He propped up the figures on the low wall that supports the black fence and stepped back.
Before long, some tourists asked whether they could move the Latino family to the side so they could get a better angle for a photo of the White House. The wind kept blowing the cardboard figures down.
“Do you have a cause?” asked an Australian with a University of Queensland sweatshirt.
“A lot of it has to do with immigration reform,” Gomez replied.
“We have our own immigration issues,” the Australian said.
Soon, a Secret Service officer said no signs were allowed on the sidewalk. Gomez could either move his painting back onto the Pennsylvania Avenue plaza or be arrested, the officer said.
Somewhat dejected, Gomez moved to another section of the fence. A different officer let him pose and photograph the cutouts for several minutes as the setting sun glinted off the White House. Cheered at this touch of official empathy, Gomez shook the officer’s hand and explained, “I’m an artist.”
By Wednesday morning, he was outside the Capitol with his fruit-pickers.
“You must have skipped your day in woodshop,” joked a Capitol Police officer as Gomez clumsily used a rusty wooden saw to trim the stake that would support one of the figures in the grass. “You’re well within your rights, but you can’t dig anything into the ground.”
Gomez is used to having grass in which to plant his figures. He tried putting the stakes in a ventilation grate. The pickers made a striking image, profiled against the Capitol.
A man on a tour broke from his group and came hurrying across the grass toward the artist. He took a quick look at the figures and said, “Oh, never mind.”

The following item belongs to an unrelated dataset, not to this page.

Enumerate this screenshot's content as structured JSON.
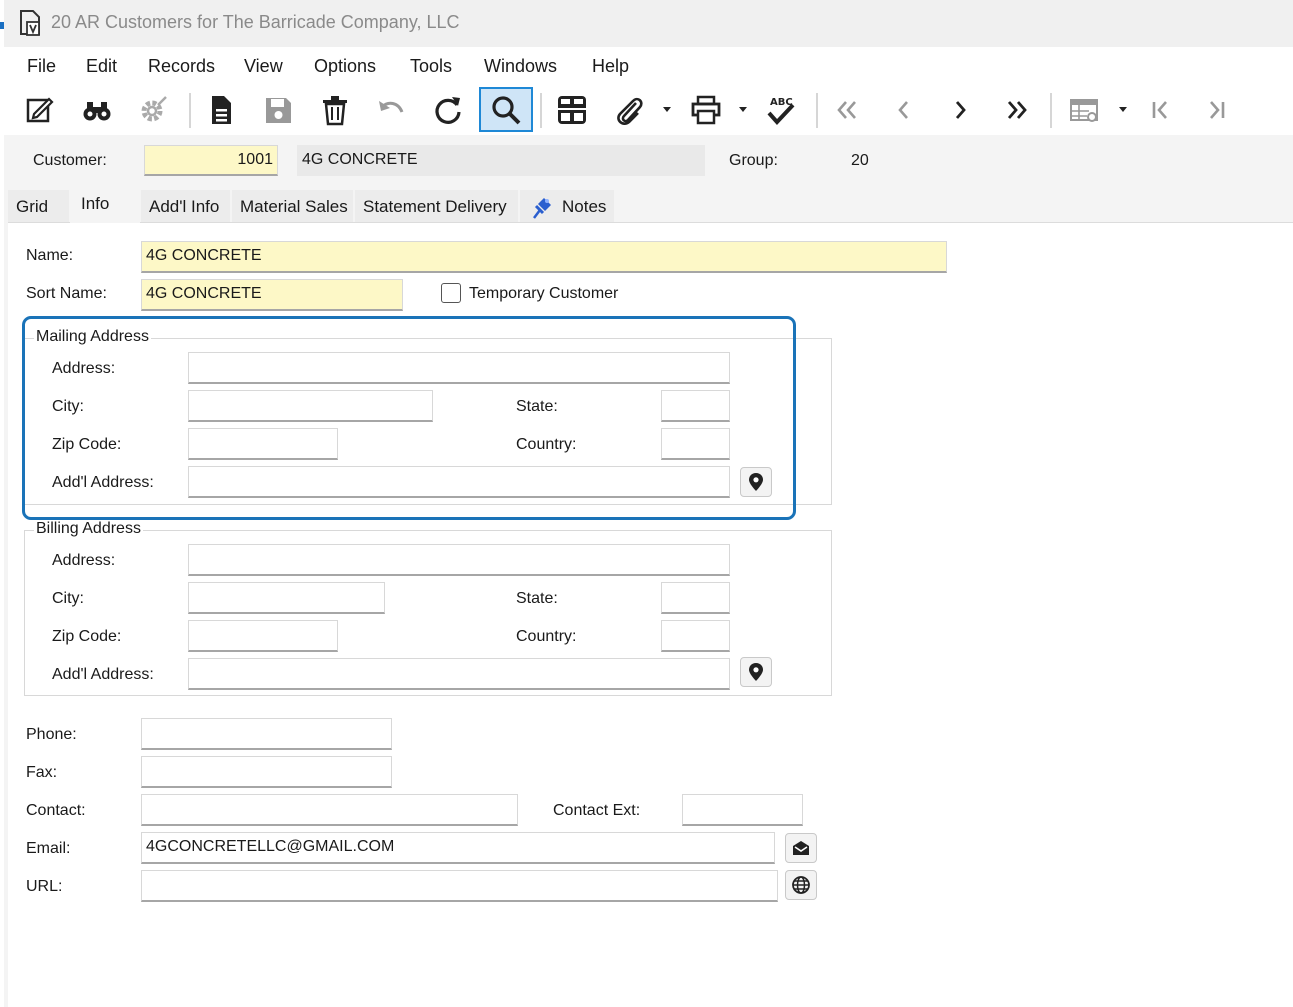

Gomez said he was sure more people would notice if he could leave his fruit-pickers all day. But he couldn’t anchor them properly. The L.A. artist was somewhat unprepared for conditions on the ground in the District. Lesson learned, he said.
He thought of the immigrants who had cheered his project so emotionally the day before and who now were in the hearing room.
“The act itself is powerful,” Gomez said, as he harvested his fruit-pickers.
“When the image gets circulated, people will see it was in front of the Capitol. Then the audience will be the ones who aren’t here.”